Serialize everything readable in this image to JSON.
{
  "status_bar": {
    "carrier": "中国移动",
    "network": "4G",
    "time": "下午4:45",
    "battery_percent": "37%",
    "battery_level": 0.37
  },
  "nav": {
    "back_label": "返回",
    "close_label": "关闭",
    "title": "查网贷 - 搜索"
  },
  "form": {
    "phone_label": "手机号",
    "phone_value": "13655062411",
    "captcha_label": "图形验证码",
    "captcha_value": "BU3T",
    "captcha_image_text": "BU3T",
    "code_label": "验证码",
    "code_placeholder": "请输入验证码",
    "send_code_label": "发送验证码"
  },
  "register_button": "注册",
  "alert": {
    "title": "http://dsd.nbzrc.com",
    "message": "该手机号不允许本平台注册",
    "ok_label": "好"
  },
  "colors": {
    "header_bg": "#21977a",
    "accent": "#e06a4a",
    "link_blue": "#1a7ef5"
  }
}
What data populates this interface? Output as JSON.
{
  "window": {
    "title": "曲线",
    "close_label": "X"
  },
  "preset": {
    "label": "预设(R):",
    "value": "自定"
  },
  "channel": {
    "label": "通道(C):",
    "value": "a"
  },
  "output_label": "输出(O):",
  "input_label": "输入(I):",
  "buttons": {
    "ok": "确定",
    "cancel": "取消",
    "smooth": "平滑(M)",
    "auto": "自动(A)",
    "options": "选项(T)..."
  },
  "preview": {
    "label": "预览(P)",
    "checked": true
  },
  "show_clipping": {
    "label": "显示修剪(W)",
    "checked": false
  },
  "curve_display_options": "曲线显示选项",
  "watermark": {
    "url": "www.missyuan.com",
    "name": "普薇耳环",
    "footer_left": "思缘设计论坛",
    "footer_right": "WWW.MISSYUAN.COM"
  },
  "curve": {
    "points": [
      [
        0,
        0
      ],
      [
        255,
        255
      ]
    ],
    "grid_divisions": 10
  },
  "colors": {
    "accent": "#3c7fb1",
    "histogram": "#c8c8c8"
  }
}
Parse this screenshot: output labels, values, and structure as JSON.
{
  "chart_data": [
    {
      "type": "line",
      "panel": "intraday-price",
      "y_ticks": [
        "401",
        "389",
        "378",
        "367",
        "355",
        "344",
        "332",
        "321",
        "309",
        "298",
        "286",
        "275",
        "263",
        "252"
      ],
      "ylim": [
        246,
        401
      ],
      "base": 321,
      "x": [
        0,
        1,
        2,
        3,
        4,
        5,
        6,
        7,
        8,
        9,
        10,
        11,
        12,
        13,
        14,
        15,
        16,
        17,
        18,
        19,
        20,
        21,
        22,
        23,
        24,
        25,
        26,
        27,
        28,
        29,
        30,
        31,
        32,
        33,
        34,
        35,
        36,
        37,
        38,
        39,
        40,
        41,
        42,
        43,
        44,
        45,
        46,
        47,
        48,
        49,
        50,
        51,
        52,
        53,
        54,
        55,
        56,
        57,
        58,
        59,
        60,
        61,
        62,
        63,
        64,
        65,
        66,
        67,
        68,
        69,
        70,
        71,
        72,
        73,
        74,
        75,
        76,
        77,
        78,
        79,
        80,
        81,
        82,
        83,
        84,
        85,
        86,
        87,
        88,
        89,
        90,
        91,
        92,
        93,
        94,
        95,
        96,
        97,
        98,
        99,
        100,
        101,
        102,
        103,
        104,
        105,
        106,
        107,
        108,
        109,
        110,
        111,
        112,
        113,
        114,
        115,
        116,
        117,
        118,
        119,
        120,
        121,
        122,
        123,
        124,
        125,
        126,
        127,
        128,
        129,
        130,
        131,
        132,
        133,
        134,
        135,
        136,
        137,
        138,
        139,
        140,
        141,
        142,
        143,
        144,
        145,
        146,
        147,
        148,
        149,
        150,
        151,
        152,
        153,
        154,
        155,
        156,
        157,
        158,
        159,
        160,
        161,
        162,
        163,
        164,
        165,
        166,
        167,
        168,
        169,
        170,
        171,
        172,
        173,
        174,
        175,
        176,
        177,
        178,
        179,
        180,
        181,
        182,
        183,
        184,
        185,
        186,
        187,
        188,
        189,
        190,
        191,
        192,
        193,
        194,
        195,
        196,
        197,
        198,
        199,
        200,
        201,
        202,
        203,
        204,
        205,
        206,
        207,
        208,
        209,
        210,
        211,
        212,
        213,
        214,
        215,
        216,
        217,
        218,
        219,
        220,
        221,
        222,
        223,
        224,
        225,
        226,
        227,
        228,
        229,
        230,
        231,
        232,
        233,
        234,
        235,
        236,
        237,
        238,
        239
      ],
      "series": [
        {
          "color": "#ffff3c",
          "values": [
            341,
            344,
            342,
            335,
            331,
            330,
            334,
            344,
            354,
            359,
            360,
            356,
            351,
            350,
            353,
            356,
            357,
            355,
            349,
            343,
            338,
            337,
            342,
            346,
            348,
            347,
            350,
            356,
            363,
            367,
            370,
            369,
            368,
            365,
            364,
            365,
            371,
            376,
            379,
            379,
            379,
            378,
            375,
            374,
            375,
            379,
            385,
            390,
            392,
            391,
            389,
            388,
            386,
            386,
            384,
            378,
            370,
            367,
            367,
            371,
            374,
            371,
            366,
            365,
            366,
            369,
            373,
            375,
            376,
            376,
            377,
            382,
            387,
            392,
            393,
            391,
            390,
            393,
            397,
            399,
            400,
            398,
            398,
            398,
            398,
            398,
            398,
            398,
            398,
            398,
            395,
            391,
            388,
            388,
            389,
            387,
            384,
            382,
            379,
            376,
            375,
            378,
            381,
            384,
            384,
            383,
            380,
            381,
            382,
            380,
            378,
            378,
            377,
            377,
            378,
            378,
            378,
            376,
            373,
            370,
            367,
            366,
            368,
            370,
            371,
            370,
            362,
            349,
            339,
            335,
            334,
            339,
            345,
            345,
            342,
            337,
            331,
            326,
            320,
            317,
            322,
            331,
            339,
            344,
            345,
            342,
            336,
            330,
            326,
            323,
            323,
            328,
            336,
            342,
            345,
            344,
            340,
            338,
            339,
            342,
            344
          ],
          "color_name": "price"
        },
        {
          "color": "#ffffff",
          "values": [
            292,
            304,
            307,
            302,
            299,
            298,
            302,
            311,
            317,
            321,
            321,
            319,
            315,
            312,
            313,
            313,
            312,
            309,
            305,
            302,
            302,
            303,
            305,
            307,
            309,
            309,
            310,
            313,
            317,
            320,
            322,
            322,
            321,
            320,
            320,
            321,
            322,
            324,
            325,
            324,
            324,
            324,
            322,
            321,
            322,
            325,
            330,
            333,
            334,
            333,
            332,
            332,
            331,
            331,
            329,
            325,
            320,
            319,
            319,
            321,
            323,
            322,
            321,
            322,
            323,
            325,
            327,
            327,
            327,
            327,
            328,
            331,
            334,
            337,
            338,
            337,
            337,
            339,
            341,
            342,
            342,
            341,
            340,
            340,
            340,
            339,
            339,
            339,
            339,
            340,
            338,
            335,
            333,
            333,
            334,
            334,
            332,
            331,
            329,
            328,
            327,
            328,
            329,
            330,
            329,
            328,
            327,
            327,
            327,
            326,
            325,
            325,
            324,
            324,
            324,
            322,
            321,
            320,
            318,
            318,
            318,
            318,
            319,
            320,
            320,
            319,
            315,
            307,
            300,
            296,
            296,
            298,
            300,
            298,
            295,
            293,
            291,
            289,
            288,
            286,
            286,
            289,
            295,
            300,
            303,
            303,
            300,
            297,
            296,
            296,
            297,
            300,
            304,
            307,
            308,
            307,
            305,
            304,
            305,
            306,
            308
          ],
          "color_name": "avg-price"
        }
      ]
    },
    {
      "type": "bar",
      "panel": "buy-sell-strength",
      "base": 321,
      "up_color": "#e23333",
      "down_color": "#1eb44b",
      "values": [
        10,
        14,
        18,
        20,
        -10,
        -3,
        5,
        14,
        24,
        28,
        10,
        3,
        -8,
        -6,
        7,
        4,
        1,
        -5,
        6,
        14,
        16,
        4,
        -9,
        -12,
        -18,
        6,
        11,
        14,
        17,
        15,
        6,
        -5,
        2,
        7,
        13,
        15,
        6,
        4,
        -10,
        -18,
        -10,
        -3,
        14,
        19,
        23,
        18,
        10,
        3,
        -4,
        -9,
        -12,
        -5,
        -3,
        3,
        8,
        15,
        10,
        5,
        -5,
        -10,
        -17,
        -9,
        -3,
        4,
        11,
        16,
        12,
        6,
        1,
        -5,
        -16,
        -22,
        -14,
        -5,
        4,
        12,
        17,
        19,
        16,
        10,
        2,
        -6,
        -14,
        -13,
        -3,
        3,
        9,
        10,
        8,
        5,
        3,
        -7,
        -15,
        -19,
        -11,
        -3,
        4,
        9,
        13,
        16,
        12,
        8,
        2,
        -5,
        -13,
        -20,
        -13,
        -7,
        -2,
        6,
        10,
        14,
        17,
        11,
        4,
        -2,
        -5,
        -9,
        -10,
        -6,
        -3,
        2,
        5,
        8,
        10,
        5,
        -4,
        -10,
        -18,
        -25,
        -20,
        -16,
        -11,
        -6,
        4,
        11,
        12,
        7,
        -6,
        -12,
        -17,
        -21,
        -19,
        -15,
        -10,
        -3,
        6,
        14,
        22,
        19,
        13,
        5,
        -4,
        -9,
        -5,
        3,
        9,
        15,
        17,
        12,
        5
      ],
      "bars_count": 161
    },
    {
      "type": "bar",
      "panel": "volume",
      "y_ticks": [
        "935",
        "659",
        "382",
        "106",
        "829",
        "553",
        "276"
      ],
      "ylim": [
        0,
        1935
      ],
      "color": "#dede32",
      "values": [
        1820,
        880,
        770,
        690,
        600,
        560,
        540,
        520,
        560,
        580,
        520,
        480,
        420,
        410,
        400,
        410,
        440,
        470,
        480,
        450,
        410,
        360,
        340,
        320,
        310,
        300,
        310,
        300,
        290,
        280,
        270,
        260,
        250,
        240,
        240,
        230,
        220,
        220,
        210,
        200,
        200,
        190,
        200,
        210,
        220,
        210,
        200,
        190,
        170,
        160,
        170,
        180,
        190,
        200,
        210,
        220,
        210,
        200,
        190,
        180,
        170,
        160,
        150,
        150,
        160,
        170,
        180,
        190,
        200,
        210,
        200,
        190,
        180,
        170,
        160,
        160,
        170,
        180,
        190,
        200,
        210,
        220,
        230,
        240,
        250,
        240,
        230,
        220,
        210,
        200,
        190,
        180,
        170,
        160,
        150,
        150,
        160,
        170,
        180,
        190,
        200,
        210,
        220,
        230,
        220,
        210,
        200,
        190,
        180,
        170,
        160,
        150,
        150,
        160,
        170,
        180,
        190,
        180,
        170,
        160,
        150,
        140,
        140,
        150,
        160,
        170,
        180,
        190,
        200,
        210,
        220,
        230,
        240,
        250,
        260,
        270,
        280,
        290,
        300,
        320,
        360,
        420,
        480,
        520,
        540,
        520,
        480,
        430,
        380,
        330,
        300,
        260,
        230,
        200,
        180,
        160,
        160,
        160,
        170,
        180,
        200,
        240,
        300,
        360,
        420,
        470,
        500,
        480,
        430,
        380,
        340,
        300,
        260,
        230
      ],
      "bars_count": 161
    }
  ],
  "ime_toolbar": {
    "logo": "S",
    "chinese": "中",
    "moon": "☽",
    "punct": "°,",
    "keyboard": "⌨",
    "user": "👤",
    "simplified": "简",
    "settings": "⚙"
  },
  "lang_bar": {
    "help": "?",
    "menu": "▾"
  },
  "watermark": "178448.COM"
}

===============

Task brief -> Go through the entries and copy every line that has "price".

Result of the exercise ->
      "panel": "intraday-price",
          "color_name": "price"
          "color_name": "avg-price"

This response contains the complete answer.